The records that follow should be copied out exactly, pictures excluded.
=== RECORDS TO USE ===
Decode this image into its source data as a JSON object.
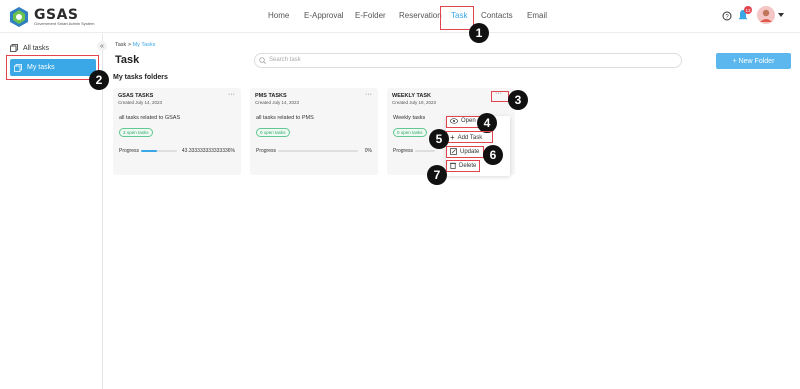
{
  "brand": {
    "name": "GSAS",
    "subtitle": "Government Smart Admin System"
  },
  "nav": [
    {
      "label": "Home"
    },
    {
      "label": "E-Approval"
    },
    {
      "label": "E-Folder"
    },
    {
      "label": "Reservation"
    },
    {
      "label": "Task"
    },
    {
      "label": "Contacts"
    },
    {
      "label": "Email"
    }
  ],
  "notifications": {
    "count": "13"
  },
  "sidebar": {
    "items": [
      {
        "label": "All tasks"
      },
      {
        "label": "My tasks"
      }
    ]
  },
  "breadcrumb": {
    "root": "Task",
    "sep": ">",
    "current": "My Tasks"
  },
  "page": {
    "title": "Task",
    "section": "My tasks folders",
    "new_folder": "+ New Folder"
  },
  "search": {
    "placeholder": "Search task"
  },
  "cards": [
    {
      "title": "GSAS TASKS",
      "created": "Created July 14, 2023",
      "desc": "all tasks related to GSAS",
      "badge": "3 open tasks",
      "progress_label": "Progress",
      "progress_text": "43.333333333333336%",
      "progress": 0.433
    },
    {
      "title": "PMS TASKS",
      "created": "Created July 14, 2023",
      "desc": "all tasks related to PMS",
      "badge": "0 open tasks",
      "progress_label": "Progress",
      "progress_text": "0%",
      "progress": 0
    },
    {
      "title": "WEEKLY TASK",
      "created": "Created July 19, 2023",
      "desc": "Weekly tasks",
      "badge": "0 open tasks",
      "progress_label": "Progress",
      "progress_text": "",
      "progress": 0
    }
  ],
  "menu": {
    "open": "Open",
    "add": "Add Task",
    "update": "Update",
    "delete": "Delete"
  },
  "callouts": [
    "1",
    "2",
    "3",
    "4",
    "5",
    "6",
    "7"
  ],
  "colors": {
    "accent": "#3aa8e6",
    "highlight": "#e2444d"
  }
}
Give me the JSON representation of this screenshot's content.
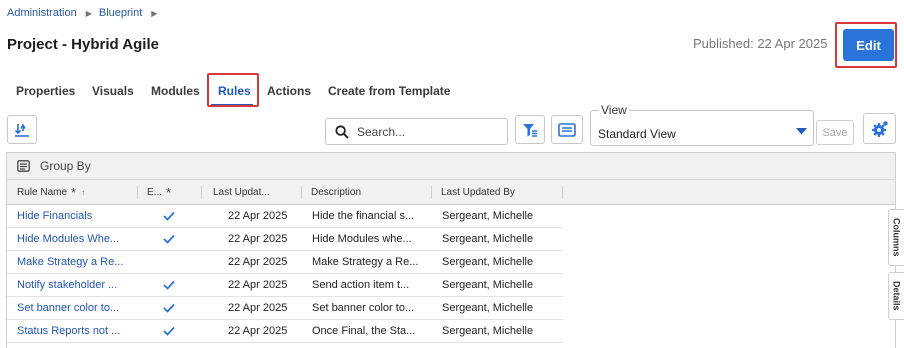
{
  "breadcrumb": {
    "items": [
      "Administration",
      "Blueprint"
    ]
  },
  "page": {
    "title": "Project - Hybrid Agile",
    "published": "Published: 22 Apr 2025",
    "edit_label": "Edit"
  },
  "tabs": [
    {
      "label": "Properties"
    },
    {
      "label": "Visuals"
    },
    {
      "label": "Modules"
    },
    {
      "label": "Rules",
      "active": true
    },
    {
      "label": "Actions"
    },
    {
      "label": "Create from Template"
    }
  ],
  "toolbar": {
    "search_placeholder": "Search...",
    "view_legend": "View",
    "view_value": "Standard View",
    "save_label": "Save"
  },
  "grid": {
    "group_by_label": "Group By",
    "columns": [
      "Rule Name",
      "E...",
      "Last Updat...",
      "Description",
      "Last Updated By"
    ],
    "rows": [
      {
        "name": "Hide Financials",
        "enabled": true,
        "updated": "22 Apr 2025",
        "description": "Hide the financial s...",
        "updated_by": "Sergeant, Michelle"
      },
      {
        "name": "Hide Modules Whe...",
        "enabled": true,
        "updated": "22 Apr 2025",
        "description": "Hide Modules whe...",
        "updated_by": "Sergeant, Michelle"
      },
      {
        "name": "Make Strategy a Re...",
        "enabled": false,
        "updated": "22 Apr 2025",
        "description": "Make Strategy a Re...",
        "updated_by": "Sergeant, Michelle"
      },
      {
        "name": "Notify stakeholder ...",
        "enabled": true,
        "updated": "22 Apr 2025",
        "description": "Send action item t...",
        "updated_by": "Sergeant, Michelle"
      },
      {
        "name": "Set banner color to...",
        "enabled": true,
        "updated": "22 Apr 2025",
        "description": "Set banner color to...",
        "updated_by": "Sergeant, Michelle"
      },
      {
        "name": "Status Reports not ...",
        "enabled": true,
        "updated": "22 Apr 2025",
        "description": "Once Final, the Sta...",
        "updated_by": "Sergeant, Michelle"
      }
    ]
  },
  "side_panels": [
    "Columns",
    "Details"
  ],
  "colors": {
    "accent": "#2a73d9",
    "link": "#2156b4",
    "highlight": "#d9383a"
  },
  "icons": [
    "export-download-icon",
    "search-icon",
    "filter-icon",
    "layout-icon",
    "chevron-down-icon",
    "gear-icon",
    "group-by-icon",
    "checkmark-icon"
  ]
}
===
TASK OUTPUT:
Decode this image into its source data as a JSON object.
{
  "brand": {
    "name": "GSAS",
    "subtitle": "Government Smart Admin System"
  },
  "nav": [
    {
      "label": "Home"
    },
    {
      "label": "E-Approval"
    },
    {
      "label": "E-Folder"
    },
    {
      "label": "Reservation"
    },
    {
      "label": "Task"
    },
    {
      "label": "Contacts"
    },
    {
      "label": "Email"
    }
  ],
  "notifications": {
    "count": "13"
  },
  "sidebar": {
    "items": [
      {
        "label": "All tasks"
      },
      {
        "label": "My tasks"
      }
    ]
  },
  "breadcrumb": {
    "root": "Task",
    "sep": ">",
    "current": "My Tasks"
  },
  "page": {
    "title": "Task",
    "section": "My tasks folders",
    "new_folder": "+ New Folder"
  },
  "search": {
    "placeholder": "Search task"
  },
  "cards": [
    {
      "title": "GSAS TASKS",
      "created": "Created July 14, 2023",
      "desc": "all tasks related to GSAS",
      "badge": "3 open tasks",
      "progress_label": "Progress",
      "progress_text": "43.333333333333336%",
      "progress": 0.433
    },
    {
      "title": "PMS TASKS",
      "created": "Created July 14, 2023",
      "desc": "all tasks related to PMS",
      "badge": "0 open tasks",
      "progress_label": "Progress",
      "progress_text": "0%",
      "progress": 0
    },
    {
      "title": "WEEKLY TASK",
      "created": "Created July 19, 2023",
      "desc": "Weekly tasks",
      "badge": "0 open tasks",
      "progress_label": "Progress",
      "progress_text": "",
      "progress": 0
    }
  ],
  "menu": {
    "open": "Open",
    "add": "Add Task",
    "update": "Update",
    "delete": "Delete"
  },
  "callouts": [
    "1",
    "2",
    "3",
    "4",
    "5",
    "6",
    "7"
  ],
  "colors": {
    "accent": "#3aa8e6",
    "highlight": "#e2444d"
  }
}
Give me the JSON representation of this screenshot's content.
{
  "breadcrumb": {
    "items": [
      "Administration",
      "Blueprint"
    ]
  },
  "page": {
    "title": "Project - Hybrid Agile",
    "published": "Published: 22 Apr 2025",
    "edit_label": "Edit"
  },
  "tabs": [
    {
      "label": "Properties"
    },
    {
      "label": "Visuals"
    },
    {
      "label": "Modules"
    },
    {
      "label": "Rules",
      "active": true
    },
    {
      "label": "Actions"
    },
    {
      "label": "Create from Template"
    }
  ],
  "toolbar": {
    "search_placeholder": "Search...",
    "view_legend": "View",
    "view_value": "Standard View",
    "save_label": "Save"
  },
  "grid": {
    "group_by_label": "Group By",
    "columns": [
      "Rule Name",
      "E...",
      "Last Updat...",
      "Description",
      "Last Updated By"
    ],
    "rows": [
      {
        "name": "Hide Financials",
        "enabled": true,
        "updated": "22 Apr 2025",
        "description": "Hide the financial s...",
        "updated_by": "Sergeant, Michelle"
      },
      {
        "name": "Hide Modules Whe...",
        "enabled": true,
        "updated": "22 Apr 2025",
        "description": "Hide Modules whe...",
        "updated_by": "Sergeant, Michelle"
      },
      {
        "name": "Make Strategy a Re...",
        "enabled": false,
        "updated": "22 Apr 2025",
        "description": "Make Strategy a Re...",
        "updated_by": "Sergeant, Michelle"
      },
      {
        "name": "Notify stakeholder ...",
        "enabled": true,
        "updated": "22 Apr 2025",
        "description": "Send action item t...",
        "updated_by": "Sergeant, Michelle"
      },
      {
        "name": "Set banner color to...",
        "enabled": true,
        "updated": "22 Apr 2025",
        "description": "Set banner color to...",
        "updated_by": "Sergeant, Michelle"
      },
      {
        "name": "Status Reports not ...",
        "enabled": true,
        "updated": "22 Apr 2025",
        "description": "Once Final, the Sta...",
        "updated_by": "Sergeant, Michelle"
      }
    ]
  },
  "side_panels": [
    "Columns",
    "Details"
  ],
  "colors": {
    "accent": "#2a73d9",
    "link": "#2156b4",
    "highlight": "#d9383a"
  },
  "icons": [
    "export-download-icon",
    "search-icon",
    "filter-icon",
    "layout-icon",
    "chevron-down-icon",
    "gear-icon",
    "group-by-icon",
    "checkmark-icon"
  ]
}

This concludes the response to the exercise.